You say you're a United States citizen. I say let's see that IQ test before we decide.
There's talk in Republican circles about changing the rules of citizenship. The 14th Amendment says people born here are citizens, even if their parents are here illegally.
It's called birthright citizenship, and it's how we've done it since 1868, when the 14th Amendment was ratified, mostly to make sure ex-slaves and their children weren't denied citizenship.
But as the rhetoric on the melting pot moves toward a rolling boil, efforts have sprung up to end birthright citizenship. A platform declaring that children born of parents here illegally should not be citizens found its way into the 1996 Republican Party platform, but presidential candidate Bob Dole and vice presidential nominee Jack Kemp, those old softies, repudiated the concept.
Still, the idea of changing the rules to exclude the offspring of illegal immigrants keeps popping up. It's now part of the Texas Republican Party platform, has again gotten support as a plank in the national party platform, and legislation has been introduced in Congress and at least 14 states to set the "anchor babies" adrift.
If we're changing the rules, I say let's do it right. Let's have everybody reapply for citizenship -- all of us -- and make the vetting comprehensive.
"Ma'am, I can see you've been a law-abiding citizen for 78 years, but it says here that not only do you pay for groceries by writing a check, you don't fill out the check until the cashier tells you the total. You don't even fill in the date while she scans. You're driving other shoppers insane. We have to ask you to leave."
People who are really proud their families came over on the Mayflower should go, too.
"Your family has enjoyed hundreds of years of limitless opportunity, and failed to come up with a single achievement more impressive than how you got here? You've had your chance at America. Scram."
Then there are the people that have really loud, personal cellphone conversations in public.
"It's been reported you held a graphic, 26-minute phone conversation about getting a boil lanced while in line at the bank. We don't care where you go, but you can't stay here."
People that can't define the difference between astrology and astronomy? Gone. Those who drive in the breakdown lane during a traffic jam, then try to merge back in? So gone.
Of course, we could take a different approach.
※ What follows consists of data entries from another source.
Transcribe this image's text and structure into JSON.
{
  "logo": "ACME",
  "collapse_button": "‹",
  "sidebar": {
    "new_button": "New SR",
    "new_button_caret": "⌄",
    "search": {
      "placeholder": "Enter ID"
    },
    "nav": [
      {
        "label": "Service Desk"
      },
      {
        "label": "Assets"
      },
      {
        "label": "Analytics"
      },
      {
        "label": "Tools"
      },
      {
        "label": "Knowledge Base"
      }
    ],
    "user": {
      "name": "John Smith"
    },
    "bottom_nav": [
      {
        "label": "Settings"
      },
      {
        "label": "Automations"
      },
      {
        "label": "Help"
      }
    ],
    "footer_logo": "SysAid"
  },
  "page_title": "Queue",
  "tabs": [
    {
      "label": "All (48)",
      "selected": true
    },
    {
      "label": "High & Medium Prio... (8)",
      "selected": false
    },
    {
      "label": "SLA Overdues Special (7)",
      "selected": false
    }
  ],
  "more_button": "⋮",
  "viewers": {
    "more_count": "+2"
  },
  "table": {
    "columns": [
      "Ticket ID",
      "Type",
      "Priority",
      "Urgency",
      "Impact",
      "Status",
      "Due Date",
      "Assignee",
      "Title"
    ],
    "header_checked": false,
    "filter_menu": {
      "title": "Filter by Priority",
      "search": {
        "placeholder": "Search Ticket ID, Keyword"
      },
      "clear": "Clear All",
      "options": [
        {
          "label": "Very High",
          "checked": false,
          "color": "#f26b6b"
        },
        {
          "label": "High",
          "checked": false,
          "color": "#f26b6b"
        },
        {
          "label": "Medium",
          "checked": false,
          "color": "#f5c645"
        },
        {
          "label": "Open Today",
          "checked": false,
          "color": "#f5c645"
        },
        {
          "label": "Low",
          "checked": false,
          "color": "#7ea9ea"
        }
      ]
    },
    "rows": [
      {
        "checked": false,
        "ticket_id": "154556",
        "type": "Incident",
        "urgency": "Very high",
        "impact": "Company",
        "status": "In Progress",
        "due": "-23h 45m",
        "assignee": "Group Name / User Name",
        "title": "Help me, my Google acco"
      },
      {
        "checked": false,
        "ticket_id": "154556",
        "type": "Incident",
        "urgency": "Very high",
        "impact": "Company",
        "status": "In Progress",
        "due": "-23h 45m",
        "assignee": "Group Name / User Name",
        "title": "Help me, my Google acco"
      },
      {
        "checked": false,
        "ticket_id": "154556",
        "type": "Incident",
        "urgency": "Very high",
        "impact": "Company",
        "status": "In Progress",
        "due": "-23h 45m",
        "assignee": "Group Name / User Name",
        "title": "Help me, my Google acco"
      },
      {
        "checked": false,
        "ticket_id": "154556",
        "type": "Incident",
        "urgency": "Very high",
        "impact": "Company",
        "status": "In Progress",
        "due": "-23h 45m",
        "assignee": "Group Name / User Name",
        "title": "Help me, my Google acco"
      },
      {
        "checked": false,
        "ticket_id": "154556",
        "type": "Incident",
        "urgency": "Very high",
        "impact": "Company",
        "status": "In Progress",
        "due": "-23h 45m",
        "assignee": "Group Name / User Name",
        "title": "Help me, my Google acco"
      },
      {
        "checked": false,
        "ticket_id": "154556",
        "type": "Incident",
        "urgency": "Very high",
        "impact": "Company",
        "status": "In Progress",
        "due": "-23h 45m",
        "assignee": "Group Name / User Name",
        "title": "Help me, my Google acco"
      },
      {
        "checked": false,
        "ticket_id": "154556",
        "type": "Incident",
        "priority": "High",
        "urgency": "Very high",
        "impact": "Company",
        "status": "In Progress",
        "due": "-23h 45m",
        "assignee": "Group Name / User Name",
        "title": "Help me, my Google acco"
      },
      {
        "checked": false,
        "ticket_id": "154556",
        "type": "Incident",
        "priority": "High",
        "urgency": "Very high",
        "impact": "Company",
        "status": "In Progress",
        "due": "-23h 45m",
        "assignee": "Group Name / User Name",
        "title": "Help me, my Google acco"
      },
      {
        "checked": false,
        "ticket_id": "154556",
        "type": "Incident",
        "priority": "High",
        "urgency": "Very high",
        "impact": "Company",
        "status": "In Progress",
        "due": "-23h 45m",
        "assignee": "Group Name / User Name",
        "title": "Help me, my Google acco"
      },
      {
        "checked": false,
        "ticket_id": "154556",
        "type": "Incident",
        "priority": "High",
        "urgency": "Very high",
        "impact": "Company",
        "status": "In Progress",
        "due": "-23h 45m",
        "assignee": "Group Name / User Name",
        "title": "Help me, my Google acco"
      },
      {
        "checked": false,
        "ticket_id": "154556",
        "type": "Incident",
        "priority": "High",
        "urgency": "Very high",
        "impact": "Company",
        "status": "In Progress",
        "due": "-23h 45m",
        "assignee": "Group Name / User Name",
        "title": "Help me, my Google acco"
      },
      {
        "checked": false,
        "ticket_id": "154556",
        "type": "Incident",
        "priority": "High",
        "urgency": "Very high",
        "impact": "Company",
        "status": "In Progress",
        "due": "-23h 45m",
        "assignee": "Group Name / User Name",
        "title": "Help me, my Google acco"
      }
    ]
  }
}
Rather than redefining citizenship in a way that would make about 10 percent of people born here nationless, we could act as if we understand that immigration is a form of self-selection bringing us the best, most motivated people -- and made us the nation we are. We could consider that, for a parent whose family faces hopelessness and starvation, taking a huge risk to get into the United States, even illegally, is morally justified.
We could acknowledge, as President Ronald Reagan did when he granted amnesty to 4 million undocumented people, that once they become part of our national fabric, it is too painful to rip them out. We could recognize that expelling 11 million undocumented folks would demolish the housing market by emptying 3 million more units, and deprive us of a population segment young and fertile enough to give us some hope of funding Social Security and Medicare in future decades. And we could create a legal immigration system accommodating enough to make illegal immigration unattractive.
If we don't want to do all that, fine. But if we do change the rules of citizenship, I'd prefer we bounce folks on their merits rather than the pedigree of their folks. Isn't that the real American way?
Lane Filler is a member of the Newsday editorial board.